	return atomicExch( (float*)tmp1,  dIncFloat(tmp2, inc ) ); 


__device__ float

dIncFloat( volatile float* dest, float inc )


	volatile float* tmp = dest;

	float value = *(float*)tmp + inc;

	atomicExch( (float*)tmp, value );

	return value;


If I run this code, the results are very different. The majority of elements are now correct:

Errors were found: 29121 correct values, 3647 errors

       Success Rate: 88.8702 

       Min value:  1536,   Avg:  32413.8

Isn’t that interesting? What seems to be happening, is that calling the function three times results in much better locking. I’ve tried this with and without volatile, but it makes more sense that we should be using volatiles for the pointers I think. With a success rate of 88%, it may be that with just a little more tweaking we can get there because this code is really pushing atomicExch hard. Can you tell me anything about how these atomic functions limit access to memory while they are carrying out their operations? Given the partial success of this calling cascade, which is really indirect recursion, can you suggest a tweak that might do the job?


  • R

No. You’re still headed in the wrong direction. Your errors are not because you’re “pushing atomicExch hard”. This is not a GPU or compiler or CUDA or atomicExch error. It’s your code. As tmurray said, it has a race condition. Your changes still haven’t removed the race.

The main problem is that you are reading a value from device memory, doing some additions to it, then writing that back to device memory.

This is completely and totally unsafe! You can (and are) get corrupted inaccurate values when a thread reads a value but before that thread can write its change back to the device, another thread has read the variable too and is unaware of your first threads changes.
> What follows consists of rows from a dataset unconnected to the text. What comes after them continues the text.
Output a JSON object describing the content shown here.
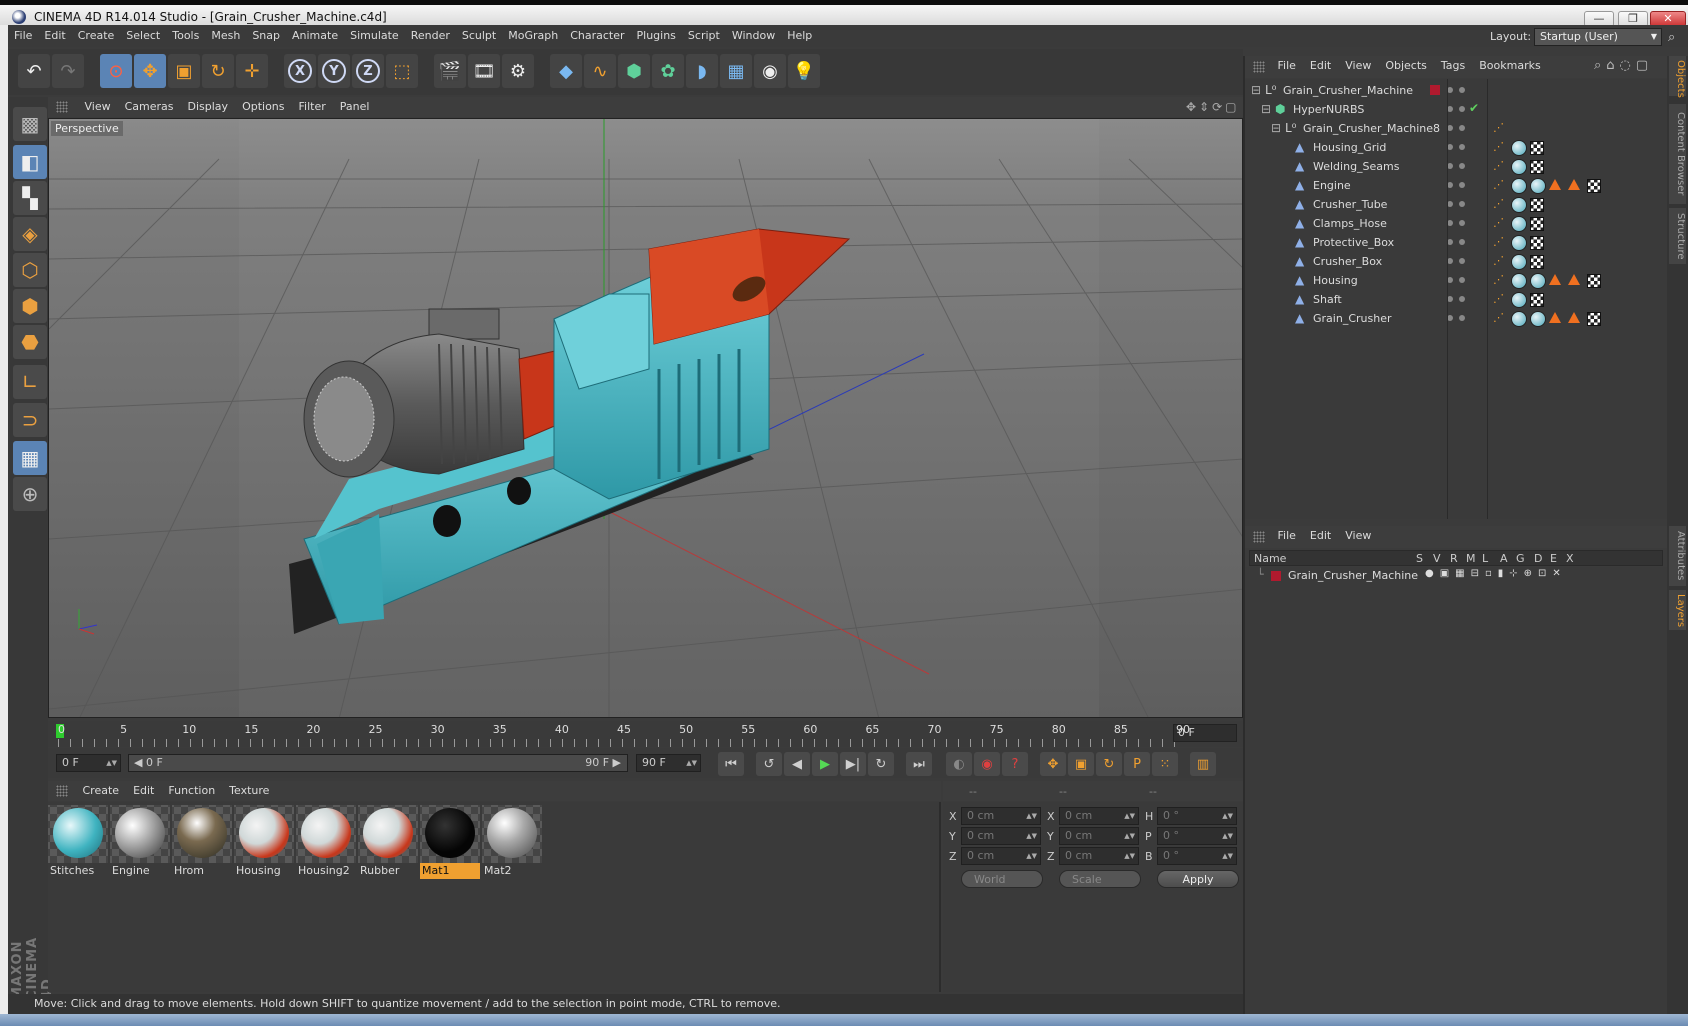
{
  "window": {
    "title": "CINEMA 4D R14.014 Studio - [Grain_Crusher_Machine.c4d]",
    "controls": [
      "—",
      "❐",
      "✕"
    ]
  },
  "menu": [
    "File",
    "Edit",
    "Create",
    "Select",
    "Tools",
    "Mesh",
    "Snap",
    "Animate",
    "Simulate",
    "Render",
    "Sculpt",
    "MoGraph",
    "Character",
    "Plugins",
    "Script",
    "Window",
    "Help"
  ],
  "layout": {
    "label": "Layout:",
    "value": "Startup (User)"
  },
  "viewport": {
    "menu": [
      "View",
      "Cameras",
      "Display",
      "Options",
      "Filter",
      "Panel"
    ],
    "label": "Perspective",
    "nav_icons": [
      "move-view-icon",
      "pan-view-icon",
      "rotate-view-icon",
      "maximize-view-icon"
    ]
  },
  "timeline": {
    "ticks": [
      "0",
      "5",
      "10",
      "15",
      "20",
      "25",
      "30",
      "35",
      "40",
      "45",
      "50",
      "55",
      "60",
      "65",
      "70",
      "75",
      "80",
      "85",
      "90"
    ],
    "current_frame": "0 F",
    "end_frame_field": "0 F"
  },
  "transport": {
    "start": "0 F",
    "range_left": "◀ 0 F",
    "range_right": "90 F ▶",
    "end": "90 F"
  },
  "materials": {
    "menu": [
      "Create",
      "Edit",
      "Function",
      "Texture"
    ],
    "items": [
      {
        "name": "Stitches"
      },
      {
        "name": "Engine"
      },
      {
        "name": "Hrom"
      },
      {
        "name": "Housing"
      },
      {
        "name": "Housing2"
      },
      {
        "name": "Rubber"
      },
      {
        "name": "Mat1"
      },
      {
        "name": "Mat2"
      }
    ],
    "active": "Mat1"
  },
  "coordinates": {
    "headers": [
      "--",
      "--",
      "--"
    ],
    "rows": [
      {
        "a": "X",
        "a_val": "0 cm",
        "b": "X",
        "b_val": "0 cm",
        "c": "H",
        "c_val": "0 °"
      },
      {
        "a": "Y",
        "a_val": "0 cm",
        "b": "Y",
        "b_val": "0 cm",
        "c": "P",
        "c_val": "0 °"
      },
      {
        "a": "Z",
        "a_val": "0 cm",
        "b": "Z",
        "b_val": "0 cm",
        "c": "B",
        "c_val": "0 °"
      }
    ],
    "world": "World",
    "scale": "Scale",
    "apply": "Apply"
  },
  "status": "Move: Click and drag to move elements. Hold down SHIFT to quantize movement / add to the selection in point mode, CTRL to remove.",
  "objects": {
    "menu": [
      "File",
      "Edit",
      "View",
      "Objects",
      "Tags",
      "Bookmarks"
    ],
    "tree": [
      {
        "name": "Grain_Crusher_Machine",
        "level": 0,
        "kind": "null"
      },
      {
        "name": "HyperNURBS",
        "level": 1,
        "kind": "nurbs"
      },
      {
        "name": "Grain_Crusher_Machine8",
        "level": 2,
        "kind": "null"
      },
      {
        "name": "Housing_Grid",
        "level": 3,
        "kind": "poly",
        "tags": [
          "phong",
          "mat",
          "chk"
        ]
      },
      {
        "name": "Welding_Seams",
        "level": 3,
        "kind": "poly",
        "tags": [
          "phong",
          "mat",
          "chk"
        ]
      },
      {
        "name": "Engine",
        "level": 3,
        "kind": "poly",
        "tags": [
          "phong",
          "mat",
          "mat",
          "tri",
          "tri",
          "chk"
        ]
      },
      {
        "name": "Crusher_Tube",
        "level": 3,
        "kind": "poly",
        "tags": [
          "phong",
          "mat",
          "chk"
        ]
      },
      {
        "name": "Clamps_Hose",
        "level": 3,
        "kind": "poly",
        "tags": [
          "phong",
          "mat",
          "chk"
        ]
      },
      {
        "name": "Protective_Box",
        "level": 3,
        "kind": "poly",
        "tags": [
          "phong",
          "mat",
          "chk"
        ]
      },
      {
        "name": "Crusher_Box",
        "level": 3,
        "kind": "poly",
        "tags": [
          "phong",
          "mat",
          "chk"
        ]
      },
      {
        "name": "Housing",
        "level": 3,
        "kind": "poly",
        "tags": [
          "phong",
          "mat",
          "mat",
          "tri",
          "tri",
          "chk"
        ]
      },
      {
        "name": "Shaft",
        "level": 3,
        "kind": "poly",
        "tags": [
          "phong",
          "mat",
          "chk"
        ]
      },
      {
        "name": "Grain_Crusher",
        "level": 3,
        "kind": "poly",
        "tags": [
          "phong",
          "mat",
          "mat",
          "tri",
          "tri",
          "chk"
        ]
      }
    ]
  },
  "layers": {
    "menu": [
      "File",
      "Edit",
      "View"
    ],
    "columns": [
      "Name",
      "S",
      "V",
      "R",
      "M",
      "L",
      "A",
      "G",
      "D",
      "E",
      "X"
    ],
    "rows": [
      {
        "name": "Grain_Crusher_Machine",
        "color": "#b01a2e"
      }
    ]
  },
  "right_tabs": [
    "Objects",
    "Content Browser",
    "Structure",
    "Attributes",
    "Layers"
  ],
  "branding": "MAXON CINEMA 4D",
  "colors": {
    "accent": "#f0a030",
    "selection": "#5b84b5",
    "model_body": "#3fb3c0",
    "model_red": "#c8361a"
  }
}
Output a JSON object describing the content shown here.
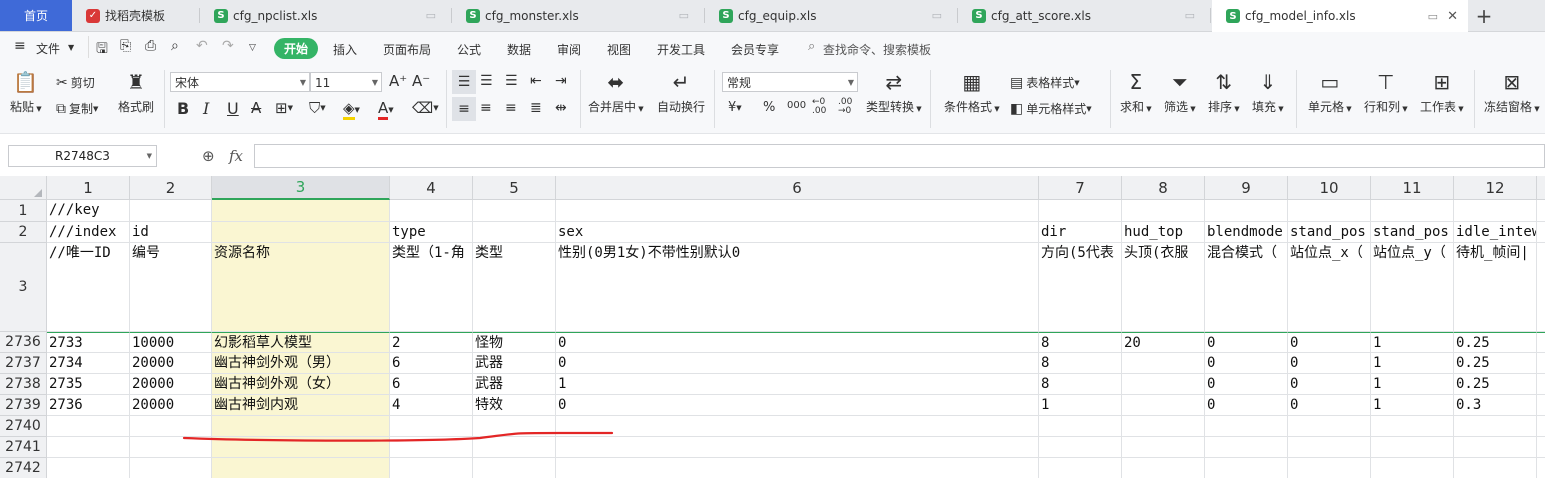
{
  "tabs": {
    "home": "首页",
    "items": [
      {
        "label": "找稻壳模板",
        "icon": "docer-icon",
        "color": "#d93838"
      },
      {
        "label": "cfg_npclist.xls",
        "icon": "spreadsheet-icon",
        "color": "#2fa55a"
      },
      {
        "label": "cfg_monster.xls",
        "icon": "spreadsheet-icon",
        "color": "#2fa55a"
      },
      {
        "label": "cfg_equip.xls",
        "icon": "spreadsheet-icon",
        "color": "#2fa55a"
      },
      {
        "label": "cfg_att_score.xls",
        "icon": "spreadsheet-icon",
        "color": "#2fa55a"
      },
      {
        "label": "cfg_model_info.xls",
        "icon": "spreadsheet-icon",
        "color": "#2fa55a"
      }
    ],
    "add": "+"
  },
  "menu": {
    "file": "文件",
    "items": [
      "开始",
      "插入",
      "页面布局",
      "公式",
      "数据",
      "审阅",
      "视图",
      "开发工具",
      "会员专享"
    ],
    "search": "查找命令、搜索模板"
  },
  "ribbon": {
    "paste": "粘贴",
    "cut": "剪切",
    "copy": "复制",
    "format_painter": "格式刷",
    "font_name": "宋体",
    "font_size": "11",
    "merge_center": "合并居中",
    "wrap_text": "自动换行",
    "number_format": "常规",
    "type_convert": "类型转换",
    "conditional_format": "条件格式",
    "table_style": "表格样式",
    "cell_style": "单元格样式",
    "sum": "求和",
    "filter": "筛选",
    "sort": "排序",
    "fill": "填充",
    "cells": "单元格",
    "row_col": "行和列",
    "worksheet": "工作表",
    "freeze": "冻结窗格"
  },
  "formula_bar": {
    "name_box": "R2748C3",
    "fx": "fx",
    "formula": ""
  },
  "grid": {
    "columns": [
      "1",
      "2",
      "3",
      "4",
      "5",
      "6",
      "7",
      "8",
      "9",
      "10",
      "11",
      "12"
    ],
    "rows": [
      {
        "num": "1",
        "cells": [
          "///key",
          "",
          "",
          "",
          "",
          "",
          "",
          "",
          "",
          "",
          "",
          ""
        ]
      },
      {
        "num": "2",
        "cells": [
          "///index",
          "id",
          "",
          "type",
          "",
          "sex",
          "dir",
          "hud_top",
          "blendmode",
          "stand_pos",
          "stand_pos",
          "idle_intew"
        ]
      },
      {
        "num": "3",
        "cells": [
          "//唯一ID",
          "编号",
          "资源名称",
          "类型（1-角",
          "类型",
          "性别(0男1女)不带性别默认0",
          "方向(5代表",
          "头顶(衣服",
          "混合模式（",
          "站位点_x（",
          "站位点_y（",
          "待机_帧间|"
        ]
      },
      {
        "num": "2736",
        "cells": [
          "2733",
          "10000",
          "幻影稻草人模型",
          "2",
          "怪物",
          "0",
          "8",
          "20",
          "0",
          "0",
          "1",
          "0.25"
        ]
      },
      {
        "num": "2737",
        "cells": [
          "2734",
          "20000",
          "幽古神剑外观（男）",
          "6",
          "武器",
          "0",
          "8",
          "",
          "0",
          "0",
          "1",
          "0.25"
        ]
      },
      {
        "num": "2738",
        "cells": [
          "2735",
          "20000",
          "幽古神剑外观（女）",
          "6",
          "武器",
          "1",
          "8",
          "",
          "0",
          "0",
          "1",
          "0.25"
        ]
      },
      {
        "num": "2739",
        "cells": [
          "2736",
          "20000",
          "幽古神剑内观",
          "4",
          "特效",
          "0",
          "1",
          "",
          "0",
          "0",
          "1",
          "0.3"
        ]
      },
      {
        "num": "2740",
        "cells": [
          "",
          "",
          "",
          "",
          "",
          "",
          "",
          "",
          "",
          "",
          "",
          ""
        ]
      },
      {
        "num": "2741",
        "cells": [
          "",
          "",
          "",
          "",
          "",
          "",
          "",
          "",
          "",
          "",
          "",
          ""
        ]
      },
      {
        "num": "2742",
        "cells": [
          "",
          "",
          "",
          "",
          "",
          "",
          "",
          "",
          "",
          "",
          "",
          ""
        ]
      }
    ],
    "selected_column_color": "#faf6d2",
    "selected_header_color": "#dfe1e5",
    "accent": "#2fa55a",
    "annotation_color": "#e32626"
  }
}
So values get lost.

There are two solutions.

First is to take several steps back from your code and redesign it to use parallel operations like reduction to safely and efficiently accumulate sums. In your application, it might make a lot more sense to iterate over each array value and have one single thread accumulate the value to be written. Accumulation of constant values doesn’t have any races. Scattering does since many threads all want to change the same value.

The other solution is atomics. But you’re using them incorrectly. If you use fixed point, it’s easier and cleaner. Alternatively, use a safe float atomic like this.

But really, atomics are usually not the answer for this kind of computation. Atomics should be an occasional kind of minor synchronizer, not your core math operation. They’re just not efficient. Look at redesigning your algorithm.

Yes, I agree. This approach is really a dead end. I’ve also been trying to institute an array of unsigned int locks for each element of the output array using atomicCAS but it’s not working either. I’ve done a fair amount of multi-threaded programming and I’m really uncomfortable not having any way to lock my global memory but I guess I’ll just have to get used to it.

Thanks to everyone for the help. I don’t think I’ll be wasting time with atomics in the future.

  • R

You can lock global memory using atomicCAS just fine, it’s just probably not a good idea (for performance reasons). Also, I would do things in a per-warp basis instead of a per-thread basis for various reasons (performance, burden on the compiler, etc).